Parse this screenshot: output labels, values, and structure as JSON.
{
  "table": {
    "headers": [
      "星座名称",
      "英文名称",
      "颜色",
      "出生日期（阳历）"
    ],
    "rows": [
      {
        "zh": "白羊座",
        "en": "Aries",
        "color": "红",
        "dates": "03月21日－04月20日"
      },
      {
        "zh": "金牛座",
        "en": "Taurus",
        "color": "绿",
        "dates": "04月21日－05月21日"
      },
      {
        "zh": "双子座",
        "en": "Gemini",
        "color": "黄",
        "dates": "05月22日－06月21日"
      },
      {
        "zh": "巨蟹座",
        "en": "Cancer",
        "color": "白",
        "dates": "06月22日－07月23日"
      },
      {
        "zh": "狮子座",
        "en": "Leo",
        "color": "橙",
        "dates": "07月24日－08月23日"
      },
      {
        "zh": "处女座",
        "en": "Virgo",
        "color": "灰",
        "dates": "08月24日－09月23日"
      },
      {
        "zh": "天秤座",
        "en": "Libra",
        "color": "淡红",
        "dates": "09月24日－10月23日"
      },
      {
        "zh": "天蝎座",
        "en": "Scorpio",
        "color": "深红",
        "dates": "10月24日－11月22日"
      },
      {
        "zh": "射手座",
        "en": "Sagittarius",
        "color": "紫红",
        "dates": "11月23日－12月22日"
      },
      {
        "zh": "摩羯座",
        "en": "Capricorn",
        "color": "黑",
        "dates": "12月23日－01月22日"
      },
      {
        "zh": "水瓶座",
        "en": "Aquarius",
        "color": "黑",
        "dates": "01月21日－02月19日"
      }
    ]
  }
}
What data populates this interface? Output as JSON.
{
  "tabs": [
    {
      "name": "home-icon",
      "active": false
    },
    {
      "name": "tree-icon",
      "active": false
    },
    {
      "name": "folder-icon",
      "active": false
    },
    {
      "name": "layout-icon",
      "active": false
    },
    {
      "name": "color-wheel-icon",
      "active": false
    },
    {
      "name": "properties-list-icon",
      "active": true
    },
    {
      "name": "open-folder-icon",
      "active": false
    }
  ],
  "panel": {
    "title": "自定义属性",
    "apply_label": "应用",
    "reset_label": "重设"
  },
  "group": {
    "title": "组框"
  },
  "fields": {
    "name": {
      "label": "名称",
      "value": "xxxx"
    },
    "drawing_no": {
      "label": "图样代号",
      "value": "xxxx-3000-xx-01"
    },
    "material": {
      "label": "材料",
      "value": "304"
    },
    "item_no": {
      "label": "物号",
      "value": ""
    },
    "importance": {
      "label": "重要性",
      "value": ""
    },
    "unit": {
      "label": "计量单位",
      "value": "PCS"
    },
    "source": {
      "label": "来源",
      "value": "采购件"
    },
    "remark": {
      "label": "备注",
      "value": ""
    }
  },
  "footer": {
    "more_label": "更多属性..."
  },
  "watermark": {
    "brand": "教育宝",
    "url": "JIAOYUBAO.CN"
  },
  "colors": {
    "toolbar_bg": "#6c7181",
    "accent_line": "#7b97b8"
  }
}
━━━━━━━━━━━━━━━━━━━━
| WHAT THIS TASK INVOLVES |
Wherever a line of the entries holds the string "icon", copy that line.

| ANSWER SPACE |
      "name": "home-icon",
      "name": "tree-icon",
      "name": "folder-icon",
      "name": "layout-icon",
      "name": "color-wheel-icon",
      "name": "properties-list-icon",
      "name": "open-folder-icon",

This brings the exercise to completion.